» TASK DIRECTIONS:
Leave the pictures out, and print everything else in the records exactly.
┌──
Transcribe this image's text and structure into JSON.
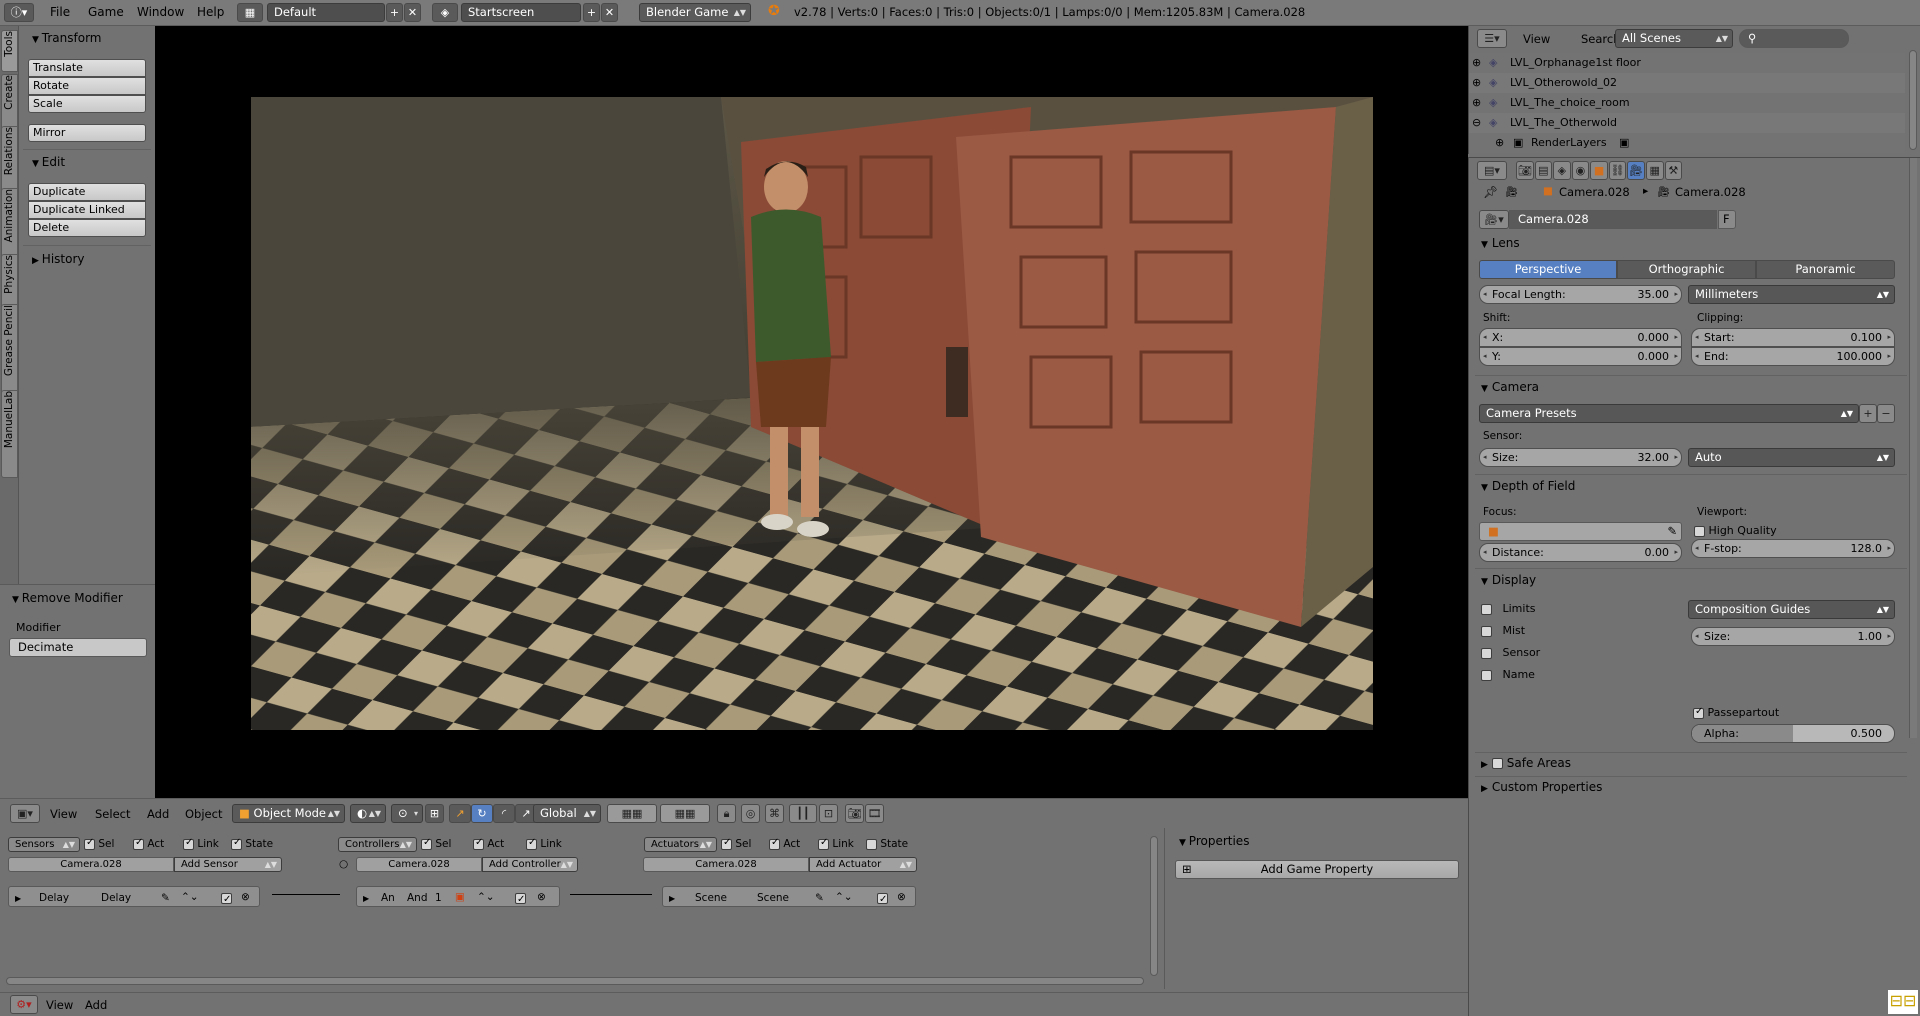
{
  "topbar": {
    "menus": [
      "File",
      "Game",
      "Window",
      "Help"
    ],
    "layout": "Default",
    "scene": "Startscreen",
    "engine": "Blender Game",
    "stats": "v2.78 | Verts:0 | Faces:0 | Tris:0 | Objects:0/1 | Lamps:0/0 | Mem:1205.83M | Camera.028"
  },
  "tool_tabs": [
    "Tools",
    "Create",
    "Relations",
    "Animation",
    "Physics",
    "Grease Pencil",
    "ManuelLab"
  ],
  "tools": {
    "transform_title": "Transform",
    "transform": [
      "Translate",
      "Rotate",
      "Scale"
    ],
    "mirror": "Mirror",
    "edit_title": "Edit",
    "edit": [
      "Duplicate",
      "Duplicate Linked",
      "Delete"
    ],
    "history_title": "History"
  },
  "operator": {
    "title": "Remove Modifier",
    "label": "Modifier",
    "value": "Decimate"
  },
  "viewport_header": {
    "menus": [
      "View",
      "Select",
      "Add",
      "Object"
    ],
    "mode": "Object Mode",
    "orientation": "Global"
  },
  "logic": {
    "sensors": {
      "dropdown": "Sensors",
      "checks": [
        "Sel",
        "Act",
        "Link",
        "State"
      ],
      "object": "Camera.028",
      "add": "Add Sensor",
      "brick_type": "Delay",
      "brick_name": "Delay"
    },
    "controllers": {
      "dropdown": "Controllers",
      "checks": [
        "Sel",
        "Act",
        "Link"
      ],
      "object": "Camera.028",
      "add": "Add Controller",
      "brick_type": "An",
      "brick_name": "And",
      "brick_num": "1"
    },
    "actuators": {
      "dropdown": "Actuators",
      "checks": [
        "Sel",
        "Act",
        "Link",
        "State"
      ],
      "object": "Camera.028",
      "add": "Add Actuator",
      "brick_type": "Scene",
      "brick_name": "Scene"
    },
    "properties_title": "Properties",
    "add_property": "Add Game Property"
  },
  "bottombar": {
    "menus": [
      "View",
      "Add"
    ]
  },
  "outliner": {
    "menus": [
      "View",
      "Search"
    ],
    "filter": "All Scenes",
    "rows": [
      "LVL_Orphanage1st floor",
      "LVL_Otherowold_02",
      "LVL_The_choice_room",
      "LVL_The_Otherwold",
      "RenderLayers"
    ]
  },
  "properties": {
    "breadcrumb": [
      "Camera.028",
      "Camera.028"
    ],
    "datablock": "Camera.028",
    "datablock_flag": "F",
    "lens": {
      "title": "Lens",
      "types": [
        "Perspective",
        "Orthographic",
        "Panoramic"
      ],
      "focal_length_label": "Focal Length:",
      "focal_length": "35.00",
      "lens_unit": "Millimeters",
      "shift_label": "Shift:",
      "shift_x_label": "X:",
      "shift_x": "0.000",
      "shift_y_label": "Y:",
      "shift_y": "0.000",
      "clipping_label": "Clipping:",
      "start_label": "Start:",
      "start": "0.100",
      "end_label": "End:",
      "end": "100.000"
    },
    "camera": {
      "title": "Camera",
      "presets": "Camera Presets",
      "sensor_label": "Sensor:",
      "size_label": "Size:",
      "size": "32.00",
      "fit": "Auto"
    },
    "dof": {
      "title": "Depth of Field",
      "focus_label": "Focus:",
      "distance_label": "Distance:",
      "distance": "0.00",
      "viewport_label": "Viewport:",
      "high_quality": "High Quality",
      "fstop_label": "F-stop:",
      "fstop": "128.0"
    },
    "display": {
      "title": "Display",
      "checks": [
        "Limits",
        "Mist",
        "Sensor",
        "Name"
      ],
      "guides": "Composition Guides",
      "size_label": "Size:",
      "size": "1.00",
      "passepartout": "Passepartout",
      "alpha_label": "Alpha:",
      "alpha": "0.500",
      "alpha_fraction": 0.5
    },
    "safe_areas": "Safe Areas",
    "custom_props": "Custom Properties"
  }
}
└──
» YOUR RESPONSE:
Transcribe this image's text and structure into JSON.
{
  "topbar": {
    "menus": [
      "File",
      "Game",
      "Window",
      "Help"
    ],
    "layout": "Default",
    "scene": "Startscreen",
    "engine": "Blender Game",
    "stats": "v2.78 | Verts:0 | Faces:0 | Tris:0 | Objects:0/1 | Lamps:0/0 | Mem:1205.83M | Camera.028"
  },
  "tool_tabs": [
    "Tools",
    "Create",
    "Relations",
    "Animation",
    "Physics",
    "Grease Pencil",
    "ManuelLab"
  ],
  "tools": {
    "transform_title": "Transform",
    "transform": [
      "Translate",
      "Rotate",
      "Scale"
    ],
    "mirror": "Mirror",
    "edit_title": "Edit",
    "edit": [
      "Duplicate",
      "Duplicate Linked",
      "Delete"
    ],
    "history_title": "History"
  },
  "operator": {
    "title": "Remove Modifier",
    "label": "Modifier",
    "value": "Decimate"
  },
  "viewport_header": {
    "menus": [
      "View",
      "Select",
      "Add",
      "Object"
    ],
    "mode": "Object Mode",
    "orientation": "Global"
  },
  "logic": {
    "sensors": {
      "dropdown": "Sensors",
      "checks": [
        "Sel",
        "Act",
        "Link",
        "State"
      ],
      "object": "Camera.028",
      "add": "Add Sensor",
      "brick_type": "Delay",
      "brick_name": "Delay"
    },
    "controllers": {
      "dropdown": "Controllers",
      "checks": [
        "Sel",
        "Act",
        "Link"
      ],
      "object": "Camera.028",
      "add": "Add Controller",
      "brick_type": "An",
      "brick_name": "And",
      "brick_num": "1"
    },
    "actuators": {
      "dropdown": "Actuators",
      "checks": [
        "Sel",
        "Act",
        "Link",
        "State"
      ],
      "object": "Camera.028",
      "add": "Add Actuator",
      "brick_type": "Scene",
      "brick_name": "Scene"
    },
    "properties_title": "Properties",
    "add_property": "Add Game Property"
  },
  "bottombar": {
    "menus": [
      "View",
      "Add"
    ]
  },
  "outliner": {
    "menus": [
      "View",
      "Search"
    ],
    "filter": "All Scenes",
    "rows": [
      "LVL_Orphanage1st floor",
      "LVL_Otherowold_02",
      "LVL_The_choice_room",
      "LVL_The_Otherwold",
      "RenderLayers"
    ]
  },
  "properties": {
    "breadcrumb": [
      "Camera.028",
      "Camera.028"
    ],
    "datablock": "Camera.028",
    "datablock_flag": "F",
    "lens": {
      "title": "Lens",
      "types": [
        "Perspective",
        "Orthographic",
        "Panoramic"
      ],
      "focal_length_label": "Focal Length:",
      "focal_length": "35.00",
      "lens_unit": "Millimeters",
      "shift_label": "Shift:",
      "shift_x_label": "X:",
      "shift_x": "0.000",
      "shift_y_label": "Y:",
      "shift_y": "0.000",
      "clipping_label": "Clipping:",
      "start_label": "Start:",
      "start": "0.100",
      "end_label": "End:",
      "end": "100.000"
    },
    "camera": {
      "title": "Camera",
      "presets": "Camera Presets",
      "sensor_label": "Sensor:",
      "size_label": "Size:",
      "size": "32.00",
      "fit": "Auto"
    },
    "dof": {
      "title": "Depth of Field",
      "focus_label": "Focus:",
      "distance_label": "Distance:",
      "distance": "0.00",
      "viewport_label": "Viewport:",
      "high_quality": "High Quality",
      "fstop_label": "F-stop:",
      "fstop": "128.0"
    },
    "display": {
      "title": "Display",
      "checks": [
        "Limits",
        "Mist",
        "Sensor",
        "Name"
      ],
      "guides": "Composition Guides",
      "size_label": "Size:",
      "size": "1.00",
      "passepartout": "Passepartout",
      "alpha_label": "Alpha:",
      "alpha": "0.500",
      "alpha_fraction": 0.5
    },
    "safe_areas": "Safe Areas",
    "custom_props": "Custom Properties"
  }
}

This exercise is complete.